Excerpts from an interface dataset:
####
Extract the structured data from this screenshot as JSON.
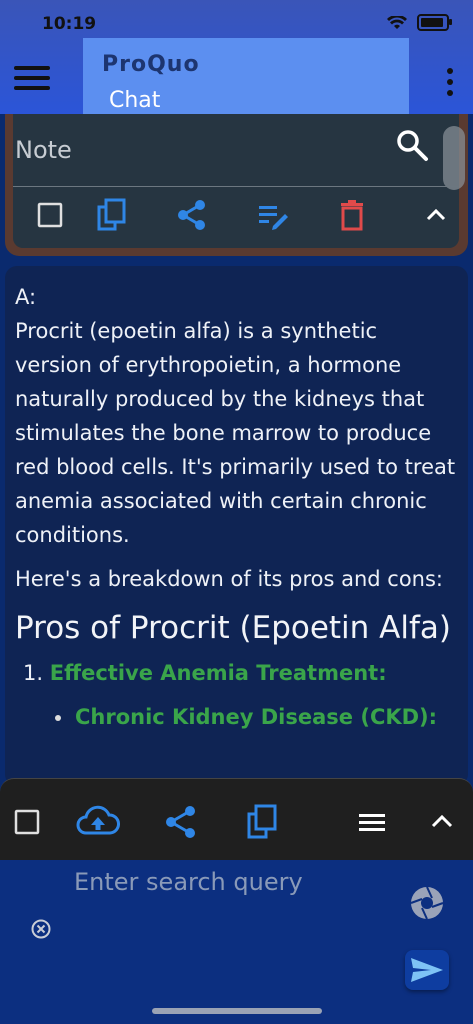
{
  "status": {
    "time": "10:19"
  },
  "header": {
    "app_name": "ProQuo",
    "subtitle": "Chat"
  },
  "note": {
    "label": "Note"
  },
  "chat": {
    "prefix": "A:",
    "para1": "Procrit (epoetin alfa) is a synthetic version of erythropoietin, a hormone naturally produced by the kidneys that stimulates the bone marrow to produce red blood cells. It's primarily used to treat anemia associated with certain chronic conditions.",
    "para2": "Here's a breakdown of its pros and cons:",
    "heading": "Pros of Procrit (Epoetin Alfa)",
    "item1_num": "1.",
    "item1_title": "Effective Anemia Treatment:",
    "bullet1": "Chronic Kidney Disease (CKD):"
  },
  "input": {
    "placeholder": "Enter search query"
  },
  "colors": {
    "accent_blue": "#2f86e6",
    "delete_red": "#e04a4a",
    "green_text": "#3aa54a"
  },
  "icons": {
    "note_toolbar": [
      "checkbox-icon",
      "copy-icon",
      "share-icon",
      "edit-list-icon",
      "delete-icon",
      "chevron-up-icon"
    ],
    "bottom_toolbar": [
      "checkbox-icon",
      "cloud-upload-icon",
      "share-icon",
      "copy-icon",
      "menu-icon",
      "chevron-up-icon"
    ]
  }
}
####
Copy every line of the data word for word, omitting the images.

Extract the structured data from this screenshot as JSON.
{
  "status": {
    "time": "10:19"
  },
  "header": {
    "app_name": "ProQuo",
    "subtitle": "Chat"
  },
  "note": {
    "label": "Note"
  },
  "chat": {
    "prefix": "A:",
    "para1": "Procrit (epoetin alfa) is a synthetic version of erythropoietin, a hormone naturally produced by the kidneys that stimulates the bone marrow to produce red blood cells. It's primarily used to treat anemia associated with certain chronic conditions.",
    "para2": "Here's a breakdown of its pros and cons:",
    "heading": "Pros of Procrit (Epoetin Alfa)",
    "item1_num": "1.",
    "item1_title": "Effective Anemia Treatment:",
    "bullet1": "Chronic Kidney Disease (CKD):"
  },
  "input": {
    "placeholder": "Enter search query"
  },
  "colors": {
    "accent_blue": "#2f86e6",
    "delete_red": "#e04a4a",
    "green_text": "#3aa54a"
  },
  "icons": {
    "note_toolbar": [
      "checkbox-icon",
      "copy-icon",
      "share-icon",
      "edit-list-icon",
      "delete-icon",
      "chevron-up-icon"
    ],
    "bottom_toolbar": [
      "checkbox-icon",
      "cloud-upload-icon",
      "share-icon",
      "copy-icon",
      "menu-icon",
      "chevron-up-icon"
    ]
  }
}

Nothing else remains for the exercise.